Both Simonds and Epstein agree that unethical behavior and illegal action are not strategies binary to a particular party, as they emphasize the example of former President Bill Clinton’s stagnant high approval ratings following his impeachment in 1998.

Pew Research Center finds that after the House moved to impeach Clinton, his approval ratings hit 71%.

As of May 16, House Democrats, led by Rep. Garcia (D-CA) moved to force a vote to remove Santos from his position.

 But, because of Republicans’ reliance on Santos for majority power, the task has been deployed onto the House Ethics Committee to continue to reassess Santos’ standing in the House. 

What remains a significant issue to Epstein as illegality and unethical behavior become an increasingly normal political tactic, is the accountability that is held towards elected officials.

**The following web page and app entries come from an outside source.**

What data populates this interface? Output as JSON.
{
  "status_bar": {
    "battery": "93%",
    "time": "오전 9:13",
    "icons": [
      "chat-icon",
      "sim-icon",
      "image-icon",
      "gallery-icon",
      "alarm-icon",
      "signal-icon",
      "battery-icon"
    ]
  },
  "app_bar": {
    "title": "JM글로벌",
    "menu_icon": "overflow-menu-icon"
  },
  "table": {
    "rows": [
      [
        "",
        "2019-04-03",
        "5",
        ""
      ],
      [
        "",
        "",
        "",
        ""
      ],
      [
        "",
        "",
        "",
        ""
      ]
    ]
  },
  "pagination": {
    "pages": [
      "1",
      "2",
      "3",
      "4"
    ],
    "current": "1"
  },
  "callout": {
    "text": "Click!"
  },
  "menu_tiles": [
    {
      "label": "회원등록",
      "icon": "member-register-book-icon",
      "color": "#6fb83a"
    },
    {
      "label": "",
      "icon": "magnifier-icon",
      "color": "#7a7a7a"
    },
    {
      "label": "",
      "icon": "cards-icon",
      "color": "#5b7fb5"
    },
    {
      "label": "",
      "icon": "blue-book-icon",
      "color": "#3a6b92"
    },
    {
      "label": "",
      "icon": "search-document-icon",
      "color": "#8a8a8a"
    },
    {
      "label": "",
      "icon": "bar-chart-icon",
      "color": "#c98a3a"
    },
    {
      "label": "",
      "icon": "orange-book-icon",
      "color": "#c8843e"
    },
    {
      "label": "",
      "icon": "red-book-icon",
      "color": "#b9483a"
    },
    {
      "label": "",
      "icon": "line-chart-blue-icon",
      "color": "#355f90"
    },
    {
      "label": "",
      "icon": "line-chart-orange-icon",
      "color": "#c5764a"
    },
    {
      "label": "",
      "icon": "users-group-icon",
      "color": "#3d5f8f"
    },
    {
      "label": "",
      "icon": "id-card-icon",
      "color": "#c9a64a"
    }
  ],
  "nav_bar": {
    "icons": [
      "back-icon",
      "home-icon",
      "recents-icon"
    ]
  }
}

“The lack of holding politicians accountable for egregious, illegal activity from the voters, from certain portions of the media that covers them, and frankly from colleagues, publicly, is a problem in my view,” Epstein said. 

As Santos faces wire fraud and money laundering charges, his status as a politician remains unknown. 

Santos still holds legislative power, plans to run for reelection and is a protected, sacred actor for the Republicans as they attempt to maintain their slim control over the House.

Trump has begun touting his 2024 reelection campaign for president amidst countless legal concerns. 

What worries Simonds is the image these actors bring to the forefront of American politics, and what impact it will have on future voters.

I think in some ways the part that worries me the most is when everyone’s expectation is that politics is corrupt, or is really ugly, then that both becomes more true, and turns people away,” Simonds said.

Epstein believes there needs to be a higher standard held towards elected officials, and that attitudes need to change.

“I would also hope our elected officials are amongst the best of us, they’re our leaders, they are elected to represent us and guide us towards the future,” Epstein said. “I hope they will be both ethical and act according to the laws they write.”